Tips for Handling Credit Card Debt

According to a report released near the end of 2019, the average credit card balance at the end of September 2019 was $4,240. This same report stated that this amount may increase to $4,465 by the end of 2020, and this number doesn’t take the current financial crisis into account. The current economic reality will likely mean that overall debt loads will increase.

Credit card debt can be very difficult to pay off. One of the main reasons why is because credit card companies tend to charge high interest rates. This means that, unless you pay your balance in full every month, you’ll be charged quite a lot of money in interest each month. The longer you take to pay off your credit cards, the more you’ll end up owing. In fact, if you only make small payments each month, you could wind up paying as much in interest as you do on the principal debt (if not more)!

Since credit card debt can be such an expensive problem – and one that is difficult to solve – many people find themselves looking for tips on how to handle credit card debt. Here are a few that may help you get your credit card debt situation under control.

Pay More Than the Minimum

As mentioned, making only small payments on your debt results in you staying in debt for a very long time and paying a lot of money in interest. If you’re only carrying a balance on one or two credit cards, try to pay more than the minimum on each one each month. Even a small increase can have a big benefit. (If you have more than a couple of cards or if one card charges significantly more interest than the rest, you’ll need a different strategy. This is discussed below.)

Cut Expenses
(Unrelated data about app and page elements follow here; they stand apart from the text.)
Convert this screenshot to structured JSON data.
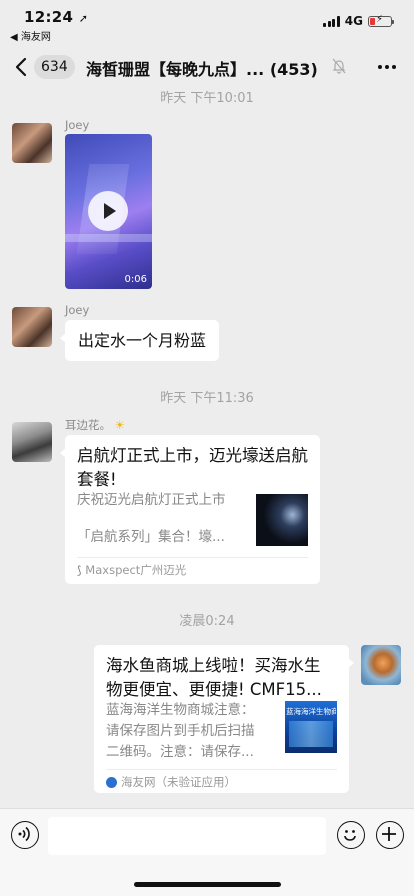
{
  "status_bar": {
    "time": "12:24",
    "back_app": "◀ 海友网",
    "network": "4G"
  },
  "nav": {
    "unread_count": "634",
    "title": "海皙珊盟【每晚九点】...",
    "member_count": "(453)"
  },
  "messages": [
    {
      "type": "timestamp",
      "text": "昨天 下午10:01"
    },
    {
      "type": "video",
      "sender": "Joey",
      "duration": "0:06"
    },
    {
      "type": "text",
      "sender": "Joey",
      "text": "出定水一个月粉蓝"
    },
    {
      "type": "timestamp",
      "text": "昨天 下午11:36"
    },
    {
      "type": "link_card",
      "sender": "耳边花。",
      "title": "启航灯正式上市，迈光壕送启航套餐!",
      "desc_line1": "庆祝迈光启航灯正式上市",
      "desc_line2": "「启航系列」集合！壕...",
      "source": "Maxspect广州迈光"
    },
    {
      "type": "timestamp",
      "text": "凌晨0:24"
    },
    {
      "type": "link_card",
      "sender": "self",
      "title_line1": "海水鱼商城上线啦！买海水生",
      "title_line2": "物更便宜、更便捷! CMF15...",
      "desc_line1": "蓝海海洋生物商城注意：",
      "desc_line2": "请保存图片到手机后扫描",
      "desc_line3": "二维码。注意：请保存...",
      "thumb_text": "蓝海海洋生物商城",
      "source": "海友网（未验证应用）"
    }
  ]
}
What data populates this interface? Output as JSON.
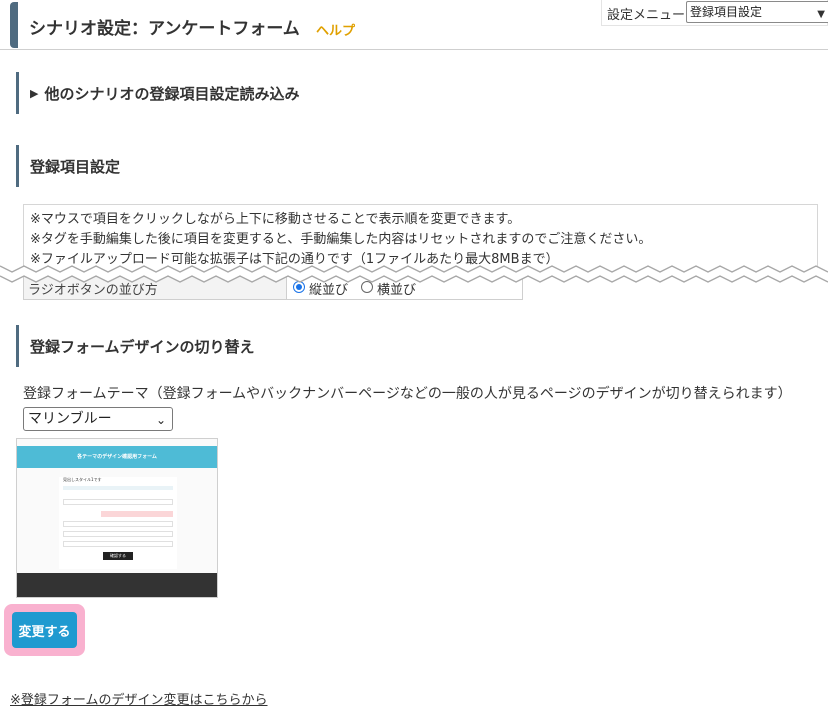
{
  "header": {
    "title": "シナリオ設定：アンケートフォーム",
    "help_label": "ヘルプ"
  },
  "settings_menu": {
    "label": "設定メニュー",
    "selected": "登録項目設定"
  },
  "sections": {
    "import": "他のシナリオの登録項目設定読み込み",
    "fields": "登録項目設定",
    "design": "登録フォームデザインの切り替え"
  },
  "notices": [
    "※マウスで項目をクリックしながら上下に移動させることで表示順を変更できます。",
    "※タグを手動編集した後に項目を変更すると、手動編集した内容はリセットされますのでご注意ください。",
    "※ファイルアップロード可能な拡張子は下記の通りです（1ファイルあたり最大8MBまで）"
  ],
  "radio_setting": {
    "label": "ラジオボタンの並び方",
    "options": [
      "縦並び",
      "横並び"
    ],
    "selected": "縦並び"
  },
  "theme": {
    "label": "登録フォームテーマ（登録フォームやバックナンバーページなどの一般の人が見るページのデザインが切り替えられます）",
    "selected": "マリンブルー",
    "preview_header": "各テーマのデザイン確認用フォーム",
    "preview_title": "見出しスタイル1です",
    "preview_button": "確認する"
  },
  "change_button": "変更する",
  "design_link": "※登録フォームのデザイン変更はこちらから",
  "colors": {
    "accent": "#4f6b80",
    "help": "#e0a000",
    "button": "#1f9ad0",
    "highlight": "#f9b1cf",
    "preview_header": "#4ebbd6"
  }
}
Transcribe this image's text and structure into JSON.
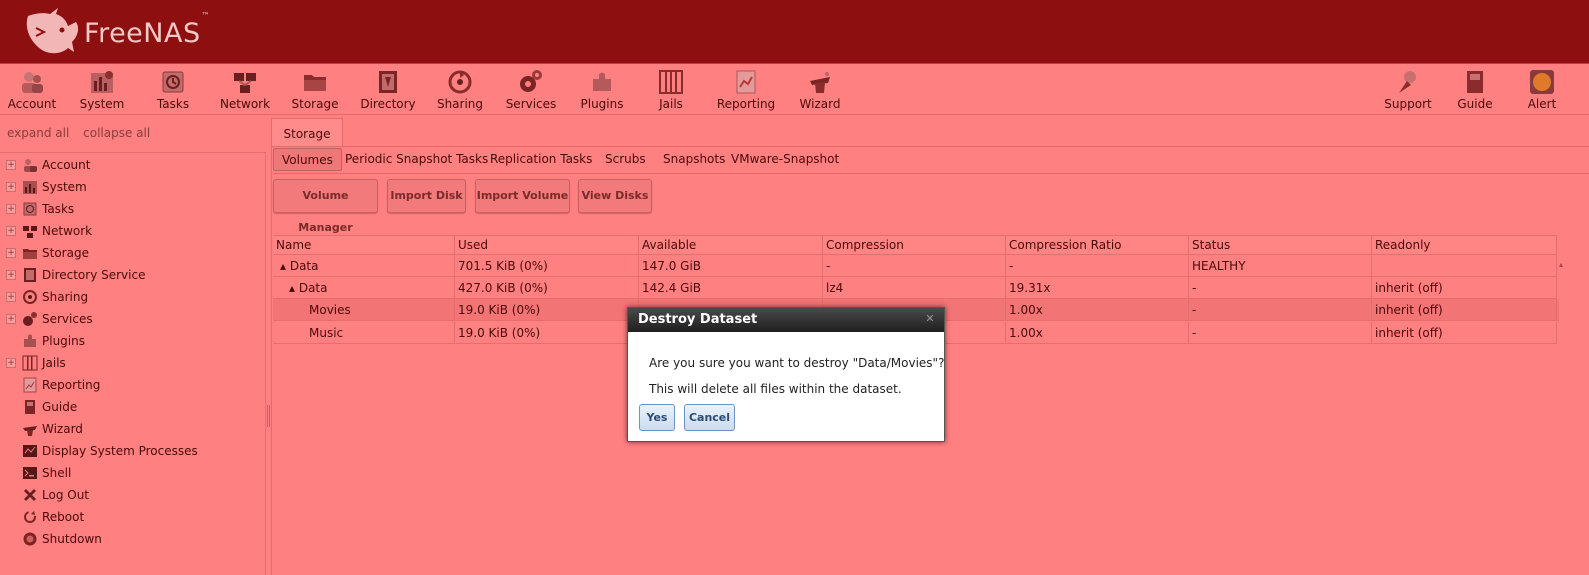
{
  "app": {
    "name": "FreeNAS"
  },
  "colors": {
    "header": "#8e0f0f",
    "overlay": "#ff8080",
    "dialog_title": "#2a2a2a"
  },
  "toolbar": {
    "left": [
      {
        "label": "Account",
        "icon": "account-icon"
      },
      {
        "label": "System",
        "icon": "system-icon"
      },
      {
        "label": "Tasks",
        "icon": "tasks-icon"
      },
      {
        "label": "Network",
        "icon": "network-icon"
      },
      {
        "label": "Storage",
        "icon": "storage-icon"
      },
      {
        "label": "Directory",
        "icon": "directory-icon"
      },
      {
        "label": "Sharing",
        "icon": "sharing-icon"
      },
      {
        "label": "Services",
        "icon": "services-icon"
      },
      {
        "label": "Plugins",
        "icon": "plugins-icon"
      },
      {
        "label": "Jails",
        "icon": "jails-icon"
      },
      {
        "label": "Reporting",
        "icon": "reporting-icon"
      },
      {
        "label": "Wizard",
        "icon": "wizard-icon"
      }
    ],
    "right": [
      {
        "label": "Support",
        "icon": "support-icon"
      },
      {
        "label": "Guide",
        "icon": "guide-icon"
      },
      {
        "label": "Alert",
        "icon": "alert-icon"
      }
    ]
  },
  "sidebar": {
    "expand_all": "expand all",
    "collapse_all": "collapse all",
    "items": [
      {
        "label": "Account",
        "expandable": true
      },
      {
        "label": "System",
        "expandable": true
      },
      {
        "label": "Tasks",
        "expandable": true
      },
      {
        "label": "Network",
        "expandable": true
      },
      {
        "label": "Storage",
        "expandable": true
      },
      {
        "label": "Directory Service",
        "expandable": true
      },
      {
        "label": "Sharing",
        "expandable": true
      },
      {
        "label": "Services",
        "expandable": true
      },
      {
        "label": "Plugins",
        "expandable": false
      },
      {
        "label": "Jails",
        "expandable": true
      },
      {
        "label": "Reporting",
        "expandable": false
      },
      {
        "label": "Guide",
        "expandable": false
      },
      {
        "label": "Wizard",
        "expandable": false
      },
      {
        "label": "Display System Processes",
        "expandable": false
      },
      {
        "label": "Shell",
        "expandable": false
      },
      {
        "label": "Log Out",
        "expandable": false
      },
      {
        "label": "Reboot",
        "expandable": false
      },
      {
        "label": "Shutdown",
        "expandable": false
      }
    ]
  },
  "main": {
    "tab": "Storage",
    "subtabs": [
      "Volumes",
      "Periodic Snapshot Tasks",
      "Replication Tasks",
      "Scrubs",
      "Snapshots",
      "VMware-Snapshot"
    ],
    "buttons": [
      "Volume Manager",
      "Import Disk",
      "Import Volume",
      "View Disks"
    ],
    "columns": [
      "Name",
      "Used",
      "Available",
      "Compression",
      "Compression Ratio",
      "Status",
      "Readonly"
    ],
    "rows": [
      {
        "name": "▴ Data",
        "used": "701.5 KiB (0%)",
        "available": "147.0 GiB",
        "compression": "-",
        "ratio": "-",
        "status": "HEALTHY",
        "readonly": ""
      },
      {
        "name": "▴ Data",
        "used": "427.0 KiB (0%)",
        "available": "142.4 GiB",
        "compression": "lz4",
        "ratio": "19.31x",
        "status": "-",
        "readonly": "inherit (off)"
      },
      {
        "name": "Movies",
        "used": "19.0 KiB (0%)",
        "available": "",
        "compression": "",
        "ratio": "1.00x",
        "status": "-",
        "readonly": "inherit (off)"
      },
      {
        "name": "Music",
        "used": "19.0 KiB (0%)",
        "available": "",
        "compression": "",
        "ratio": "1.00x",
        "status": "-",
        "readonly": "inherit (off)"
      }
    ]
  },
  "dialog": {
    "title": "Destroy Dataset",
    "message": "Are you sure you want to destroy \"Data/Movies\"?",
    "warning": "This will delete all files within the dataset.",
    "yes": "Yes",
    "cancel": "Cancel",
    "close_icon": "close-icon"
  }
}
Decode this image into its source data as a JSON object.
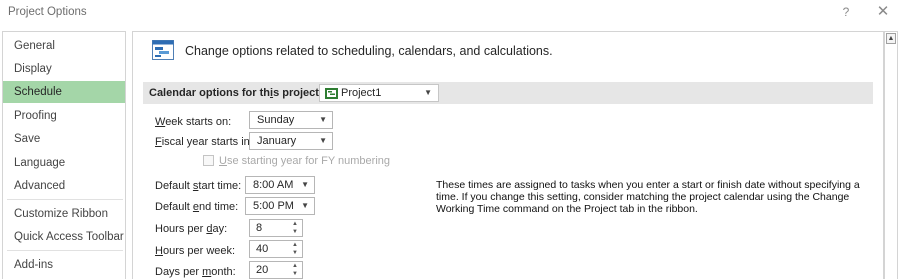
{
  "window": {
    "title": "Project Options",
    "help_label": "?",
    "close_label": "✕"
  },
  "sidebar": {
    "items": [
      {
        "label": "General",
        "selected": false
      },
      {
        "label": "Display",
        "selected": false
      },
      {
        "label": "Schedule",
        "selected": true
      },
      {
        "label": "Proofing",
        "selected": false
      },
      {
        "label": "Save",
        "selected": false
      },
      {
        "label": "Language",
        "selected": false
      },
      {
        "label": "Advanced",
        "selected": false
      },
      {
        "label": "Customize Ribbon",
        "selected": false
      },
      {
        "label": "Quick Access Toolbar",
        "selected": false
      },
      {
        "label": "Add-ins",
        "selected": false
      }
    ]
  },
  "header": {
    "text": "Change options related to scheduling, calendars, and calculations.",
    "icon": "schedule-calendar-icon"
  },
  "calendar_section": {
    "label_pre": "Calendar options for th",
    "label_u": "i",
    "label_post": "s project:",
    "project_value": "Project1",
    "project_icon": "project-file-icon"
  },
  "fields": {
    "week_starts": {
      "label_u": "W",
      "label_rest": "eek starts on:",
      "value": "Sunday"
    },
    "fiscal_year": {
      "label_u": "F",
      "label_rest": "iscal year starts in:",
      "value": "January"
    },
    "fy_numbering": {
      "label_u": "U",
      "label_rest": "se starting year for FY numbering",
      "checked": false,
      "enabled": false
    },
    "default_start": {
      "label_pre": "Default ",
      "label_u": "s",
      "label_post": "tart time:",
      "value": "8:00 AM"
    },
    "default_end": {
      "label_pre": "Default ",
      "label_u": "e",
      "label_post": "nd time:",
      "value": "5:00 PM"
    },
    "hours_day": {
      "label_pre": "Hours per ",
      "label_u": "d",
      "label_post": "ay:",
      "value": "8"
    },
    "hours_week": {
      "label_u": "H",
      "label_rest": "ours per week:",
      "value": "40"
    },
    "days_month": {
      "label_pre": "Days per ",
      "label_u": "m",
      "label_post": "onth:",
      "value": "20"
    }
  },
  "info_text": "These times are assigned to tasks when you enter a start or finish date without specifying a time. If you change this setting, consider matching the project calendar using the Change Working Time command on the Project tab in the ribbon.",
  "colors": {
    "selected_nav": "#a4d6a8",
    "section_bar": "#e6e6e6"
  }
}
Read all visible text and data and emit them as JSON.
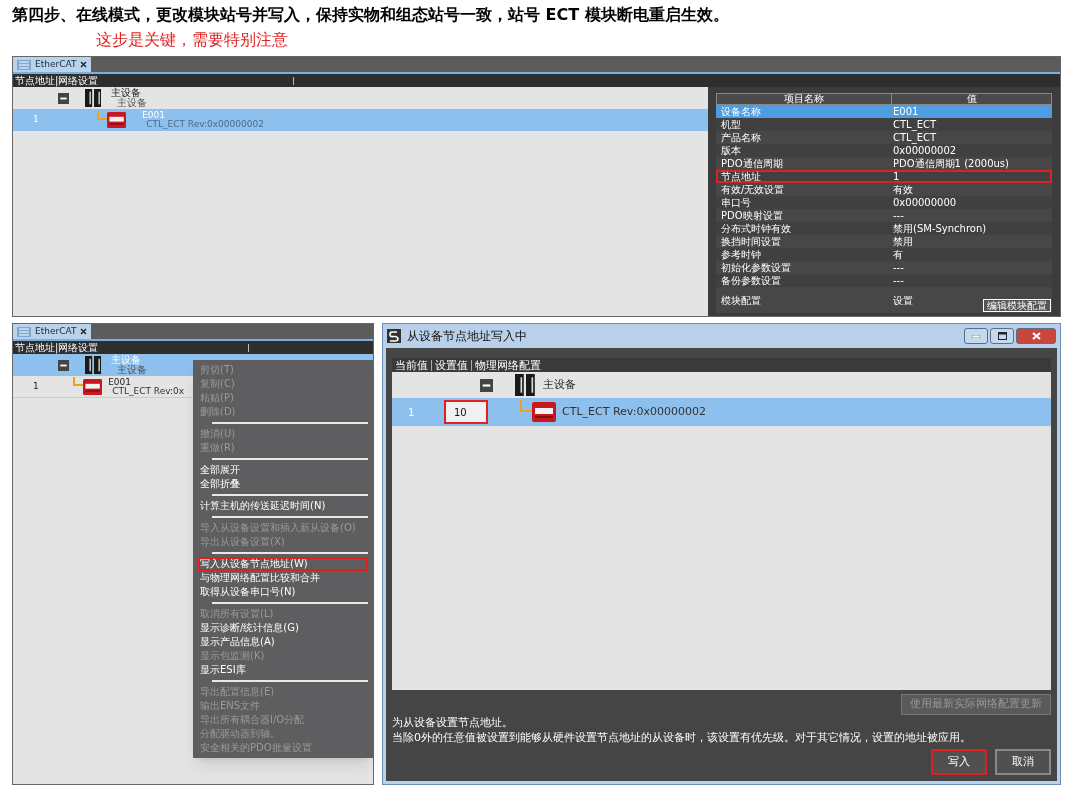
{
  "heading": {
    "title": "第四步、在线模式，更改模块站号并写入，保持实物和组态站号一致，站号 ECT 模块断电重启生效。",
    "note": "这步是关键，需要特别注意"
  },
  "top_screen": {
    "tab": "EtherCAT",
    "header": "节点地址|网络设置",
    "master": {
      "name": "主设备",
      "subtitle": "主设备",
      "selected": false
    },
    "slave": {
      "number": "1",
      "name": "E001",
      "model": "CTL_ECT Rev:0x00000002",
      "selected": true
    },
    "properties": {
      "columns": [
        "项目名称",
        "值"
      ],
      "rows": [
        {
          "name": "设备名称",
          "value": "E001",
          "selected": true,
          "marked": false
        },
        {
          "name": "机型",
          "value": "CTL_ECT",
          "selected": false,
          "marked": false
        },
        {
          "name": "产品名称",
          "value": "CTL_ECT",
          "selected": false,
          "marked": false
        },
        {
          "name": "版本",
          "value": "0x00000002",
          "selected": false,
          "marked": false
        },
        {
          "name": "PDO通信周期",
          "value": "PDO通信周期1 (2000us)",
          "selected": false,
          "marked": false
        },
        {
          "name": "节点地址",
          "value": "1",
          "selected": false,
          "marked": true
        },
        {
          "name": "有效/无效设置",
          "value": "有效",
          "selected": false,
          "marked": false
        },
        {
          "name": "串口号",
          "value": "0x00000000",
          "selected": false,
          "marked": false
        },
        {
          "name": "PDO映射设置",
          "value": "---",
          "selected": false,
          "marked": false
        },
        {
          "name": "分布式时钟有效",
          "value": "禁用(SM-Synchron)",
          "selected": false,
          "marked": false
        },
        {
          "name": "换挡时间设置",
          "value": "禁用",
          "selected": false,
          "marked": false
        },
        {
          "name": "参考时钟",
          "value": "有",
          "selected": false,
          "marked": false
        },
        {
          "name": "初始化参数设置",
          "value": "---",
          "selected": false,
          "marked": false
        },
        {
          "name": "备份参数设置",
          "value": "---",
          "selected": false,
          "marked": false
        },
        {
          "name": "模块配置",
          "value": "设置",
          "selected": false,
          "marked": false
        }
      ],
      "button": "编辑模块配置"
    }
  },
  "bottom_screen": {
    "tab": "EtherCAT",
    "header": "节点地址|网络设置",
    "master": {
      "name": "主设备",
      "subtitle": "主设备",
      "selected": true
    },
    "slave": {
      "number": "1",
      "name": "E001",
      "model": "CTL_ECT Rev:0x",
      "selected": false
    },
    "context_menu": [
      {
        "kind": "item",
        "label": "剪切(T)",
        "disabled": true,
        "marked": false
      },
      {
        "kind": "item",
        "label": "复制(C)",
        "disabled": true,
        "marked": false
      },
      {
        "kind": "item",
        "label": "粘贴(P)",
        "disabled": true,
        "marked": false
      },
      {
        "kind": "item",
        "label": "删除(D)",
        "disabled": true,
        "marked": false
      },
      {
        "kind": "separator"
      },
      {
        "kind": "item",
        "label": "撤消(U)",
        "disabled": true,
        "marked": false
      },
      {
        "kind": "item",
        "label": "重做(R)",
        "disabled": true,
        "marked": false
      },
      {
        "kind": "separator"
      },
      {
        "kind": "item",
        "label": "全部展开",
        "disabled": false,
        "marked": false
      },
      {
        "kind": "item",
        "label": "全部折叠",
        "disabled": false,
        "marked": false
      },
      {
        "kind": "separator"
      },
      {
        "kind": "item",
        "label": "计算主机的传送延迟时间(N)",
        "disabled": false,
        "marked": false
      },
      {
        "kind": "separator"
      },
      {
        "kind": "item",
        "label": "导入从设备设置和插入新从设备(O)",
        "disabled": true,
        "marked": false
      },
      {
        "kind": "item",
        "label": "导出从设备设置(X)",
        "disabled": true,
        "marked": false
      },
      {
        "kind": "separator"
      },
      {
        "kind": "item",
        "label": "写入从设备节点地址(W)",
        "disabled": false,
        "marked": true
      },
      {
        "kind": "item",
        "label": "与物理网络配置比较和合并",
        "disabled": false,
        "marked": false
      },
      {
        "kind": "item",
        "label": "取得从设备串口号(N)",
        "disabled": false,
        "marked": false
      },
      {
        "kind": "separator"
      },
      {
        "kind": "item",
        "label": "取消所有设置(L)",
        "disabled": true,
        "marked": false
      },
      {
        "kind": "item",
        "label": "显示诊断/统计信息(G)",
        "disabled": false,
        "marked": false
      },
      {
        "kind": "item",
        "label": "显示产品信息(A)",
        "disabled": false,
        "marked": false
      },
      {
        "kind": "item",
        "label": "显示包监测(K)",
        "disabled": true,
        "marked": false
      },
      {
        "kind": "item",
        "label": "显示ESI库",
        "disabled": false,
        "marked": false
      },
      {
        "kind": "separator"
      },
      {
        "kind": "item",
        "label": "导出配置信息(E)",
        "disabled": true,
        "marked": false
      },
      {
        "kind": "item",
        "label": "输出ENS文件",
        "disabled": true,
        "marked": false
      },
      {
        "kind": "item",
        "label": "导出所有耦合器I/O分配",
        "disabled": true,
        "marked": false
      },
      {
        "kind": "item",
        "label": "分配驱动器到轴。",
        "disabled": true,
        "marked": false
      },
      {
        "kind": "item",
        "label": "安全相关的PDO批量设置",
        "disabled": true,
        "marked": false
      }
    ]
  },
  "dialog": {
    "title": "从设备节点地址写入中",
    "columns": [
      "当前值",
      "设置值",
      "物理网络配置"
    ],
    "master": {
      "name": "主设备"
    },
    "slave": {
      "number": "1",
      "value": "10",
      "model": "CTL_ECT Rev:0x00000002",
      "selected": true,
      "marked": true
    },
    "update_button": {
      "label": "使用最新实际网络配置更新",
      "disabled": true
    },
    "description": [
      "为从设备设置节点地址。",
      "当除0外的任意值被设置到能够从硬件设置节点地址的从设备时，该设置有优先级。对于其它情况，设置的地址被应用。"
    ],
    "buttons": [
      {
        "label": "写入",
        "marked": true
      },
      {
        "label": "取消",
        "marked": false
      }
    ]
  }
}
It’s worth it to try to cut expenses to put more money towards paying off your credit card debt. Look at your budget and see where you can reduce spending. It might be stressful, difficult, inconvenient, or even painful to significantly cut your budget now, but it will be worth it in the long run. The more you can pay towards your credit card debt now, the less you’ll end up paying in interest over the life of the debt.

Talk to Your Creditors

When you’re facing debt troubles, talking to your creditors may be one of the last things you want to do, but it can be beneficial. Contact your creditors and let them know that you want to pay your credit card debt, but that you’re having trouble. If you explain your situation clearly, they may be willing to decrease the amount you’re paying in interest or give you more time to pay, which will reduce the size of each monthly payment.

Have a Strategy

It’s important to have a strategy when you’re dealing with credit card debt, especially if you have several cards. If you focus on the cards with the highest interest rates, you’ll save money long-term.

Look at how much interest you’re paying on each card and figure out which one is costing you the most each month. Then, focus your efforts on paying this card off as quickly as possible, while making sure you don’t miss payments on the other cards.

While paying the minimum balance on a credit card isn’t generally recommended, you may want to consider paying only the minimum on all of your cards except the one with the highest interest rate, so you can pay off your most expensive debt first. This will save you money overall.

Set Goals

It can be tough to stay motivated when you’re dealing with credit card debt. One way to keep yourself inspired is to break the process down into various smaller milestones. When you reach a certain milestone (such as reducing your debt by a certain amount, paying off a particular card, etc.) you can give yourself a small reward. This can help you stay focused and motivated.

Stop Using Credit

Paying down credit card debt is difficult enough at the best of times. You don’t need to add on additional debt while you’re at it. Stop using credit as much as possible while you’re working on paying off your debt. Whenever you can, use cash for purchases.

This requires more planning, but it will keep you from spending more than you can afford and helps keep your debt stable, which makes it easier to pay off.